Problem to work on ▸
Find every line below where the string "name" shows up, and copy those lines.

[Dataset excerpts]
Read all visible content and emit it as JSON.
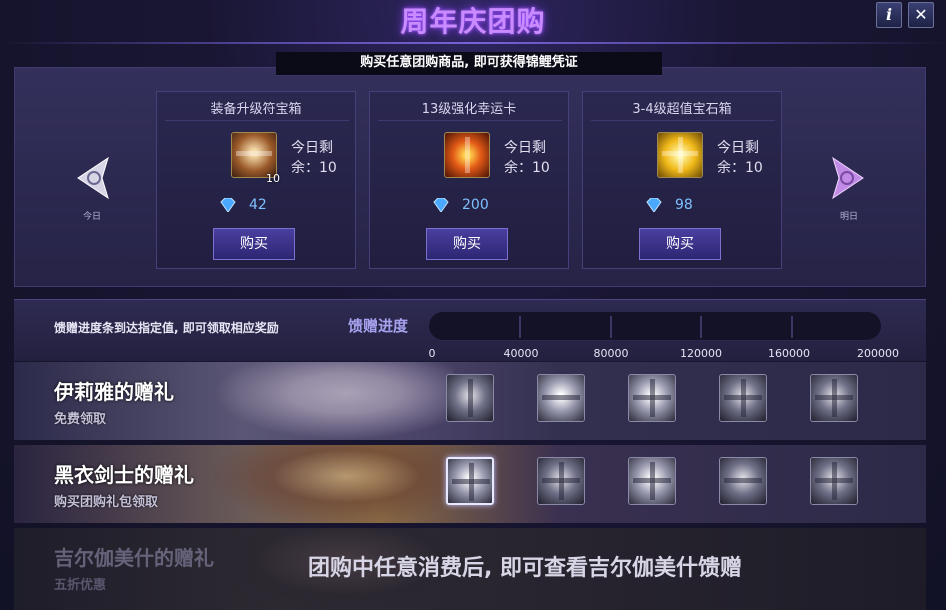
{
  "header": {
    "title": "周年庆团购",
    "info_label": "i",
    "close_label": "✕",
    "subtitle": "购买任意团购商品, 即可获得锦鲤凭证"
  },
  "navigation": {
    "prev_label": "今日",
    "next_label": "明日"
  },
  "shop": {
    "items": [
      {
        "name": "装备升级符宝箱",
        "icon": "treasure-chest-icon",
        "count": "10",
        "stock_line1": "今日剩",
        "stock_line2": "余：10",
        "price": "42",
        "buy_label": "购买"
      },
      {
        "name": "13级强化幸运卡",
        "icon": "lucky-card-icon",
        "count": "",
        "stock_line1": "今日剩",
        "stock_line2": "余：10",
        "price": "200",
        "buy_label": "购买"
      },
      {
        "name": "3-4级超值宝石箱",
        "icon": "gem-gift-box-icon",
        "count": "",
        "stock_line1": "今日剩",
        "stock_line2": "余：10",
        "price": "98",
        "buy_label": "购买"
      }
    ]
  },
  "progress": {
    "hint": "馈赠进度条到达指定值, 即可领取相应奖励",
    "label": "馈赠进度",
    "value_fraction": 0,
    "ticks": [
      "0",
      "40000",
      "80000",
      "120000",
      "160000",
      "200000"
    ]
  },
  "gift_rows": [
    {
      "title": "伊莉雅的赠礼",
      "subtitle": "免费领取",
      "rewards": [
        "card-pack-icon",
        "silver-chest-icon",
        "silver-gift-icon",
        "silver-gift-icon",
        "silver-gift-icon"
      ]
    },
    {
      "title": "黑衣剑士的赠礼",
      "subtitle": "购买团购礼包领取",
      "rewards": [
        "silver-gift-icon",
        "silver-gift-icon",
        "silver-gift-icon",
        "card-pack-icon",
        "silver-gift-icon"
      ]
    },
    {
      "title": "吉尔伽美什的赠礼",
      "subtitle": "五折优惠",
      "locked_message": "团购中任意消费后, 即可查看吉尔伽美什馈赠"
    }
  ],
  "colors": {
    "title_glow": "#c98bff",
    "accent": "#7a70d0",
    "price": "#7ec0ff"
  }
}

Task output ▸
        "name": "装备升级符宝箱",
        "name": "13级强化幸运卡",
        "name": "3-4级超值宝石箱",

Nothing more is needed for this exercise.